TASK PROMPT — Every record should be written out exactly, with the pictures left out.

SUPPLIED MATERIAL —
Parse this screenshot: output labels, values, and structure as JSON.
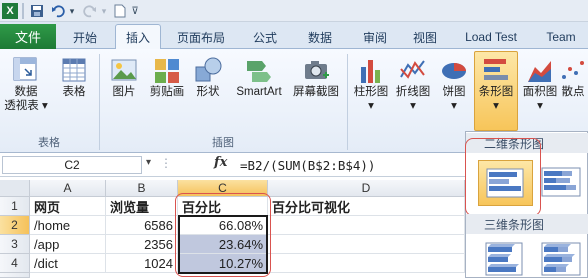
{
  "title_bar": {
    "app_icon": "excel-icon",
    "save_icon": "save-icon",
    "undo_icon": "undo-icon",
    "redo_icon": "redo-icon",
    "new_icon": "new-document-icon"
  },
  "tabs": [
    {
      "label": "文件"
    },
    {
      "label": "开始"
    },
    {
      "label": "插入"
    },
    {
      "label": "页面布局"
    },
    {
      "label": "公式"
    },
    {
      "label": "数据"
    },
    {
      "label": "审阅"
    },
    {
      "label": "视图"
    },
    {
      "label": "Load Test"
    },
    {
      "label": "Team"
    }
  ],
  "ribbon": {
    "tables": [
      {
        "label1": "数据",
        "label2": "透视表 ▾"
      },
      {
        "label1": "表格",
        "label2": ""
      }
    ],
    "tables_group": "表格",
    "illustrations": [
      {
        "label": "图片"
      },
      {
        "label": "剪贴画"
      },
      {
        "label": "形状"
      },
      {
        "label": "SmartArt"
      },
      {
        "label": "屏幕截图"
      }
    ],
    "illustrations_group": "插图",
    "charts": [
      {
        "label": "柱形图"
      },
      {
        "label": "折线图"
      },
      {
        "label": "饼图"
      },
      {
        "label": "条形图"
      },
      {
        "label": "面积图"
      },
      {
        "label": "散点"
      }
    ]
  },
  "formula_bar": {
    "name_box": "C2",
    "fx": "fx",
    "formula": "=B2/(SUM(B$2:B$4))"
  },
  "grid": {
    "columns": [
      "A",
      "B",
      "C",
      "D"
    ],
    "rows": [
      "1",
      "2",
      "3",
      "4"
    ],
    "cells": [
      [
        "网页",
        "浏览量",
        "百分比",
        "百分比可视化"
      ],
      [
        "/home",
        "6586",
        "66.08%",
        ""
      ],
      [
        "/app",
        "2356",
        "23.64%",
        ""
      ],
      [
        "/dict",
        "1024",
        "10.27%",
        ""
      ]
    ],
    "bar_fractions": [
      0.6608,
      0.2364,
      0.1027
    ]
  },
  "dropdown": {
    "section1": "二维条形图",
    "section2": "三维条形图"
  },
  "colors": {
    "accent_red": "#d9534f",
    "file_green": "#2f9a48",
    "selection_orange": "#f5c15a"
  }
}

TASK RESPONSE —
Parse this screenshot: output labels, values, and structure as JSON.
{
  "title_bar": {
    "app_icon": "excel-icon",
    "save_icon": "save-icon",
    "undo_icon": "undo-icon",
    "redo_icon": "redo-icon",
    "new_icon": "new-document-icon"
  },
  "tabs": [
    {
      "label": "文件"
    },
    {
      "label": "开始"
    },
    {
      "label": "插入"
    },
    {
      "label": "页面布局"
    },
    {
      "label": "公式"
    },
    {
      "label": "数据"
    },
    {
      "label": "审阅"
    },
    {
      "label": "视图"
    },
    {
      "label": "Load Test"
    },
    {
      "label": "Team"
    }
  ],
  "ribbon": {
    "tables": [
      {
        "label1": "数据",
        "label2": "透视表 ▾"
      },
      {
        "label1": "表格",
        "label2": ""
      }
    ],
    "tables_group": "表格",
    "illustrations": [
      {
        "label": "图片"
      },
      {
        "label": "剪贴画"
      },
      {
        "label": "形状"
      },
      {
        "label": "SmartArt"
      },
      {
        "label": "屏幕截图"
      }
    ],
    "illustrations_group": "插图",
    "charts": [
      {
        "label": "柱形图"
      },
      {
        "label": "折线图"
      },
      {
        "label": "饼图"
      },
      {
        "label": "条形图"
      },
      {
        "label": "面积图"
      },
      {
        "label": "散点"
      }
    ]
  },
  "formula_bar": {
    "name_box": "C2",
    "fx": "fx",
    "formula": "=B2/(SUM(B$2:B$4))"
  },
  "grid": {
    "columns": [
      "A",
      "B",
      "C",
      "D"
    ],
    "rows": [
      "1",
      "2",
      "3",
      "4"
    ],
    "cells": [
      [
        "网页",
        "浏览量",
        "百分比",
        "百分比可视化"
      ],
      [
        "/home",
        "6586",
        "66.08%",
        ""
      ],
      [
        "/app",
        "2356",
        "23.64%",
        ""
      ],
      [
        "/dict",
        "1024",
        "10.27%",
        ""
      ]
    ],
    "bar_fractions": [
      0.6608,
      0.2364,
      0.1027
    ]
  },
  "dropdown": {
    "section1": "二维条形图",
    "section2": "三维条形图"
  },
  "colors": {
    "accent_red": "#d9534f",
    "file_green": "#2f9a48",
    "selection_orange": "#f5c15a"
  }
}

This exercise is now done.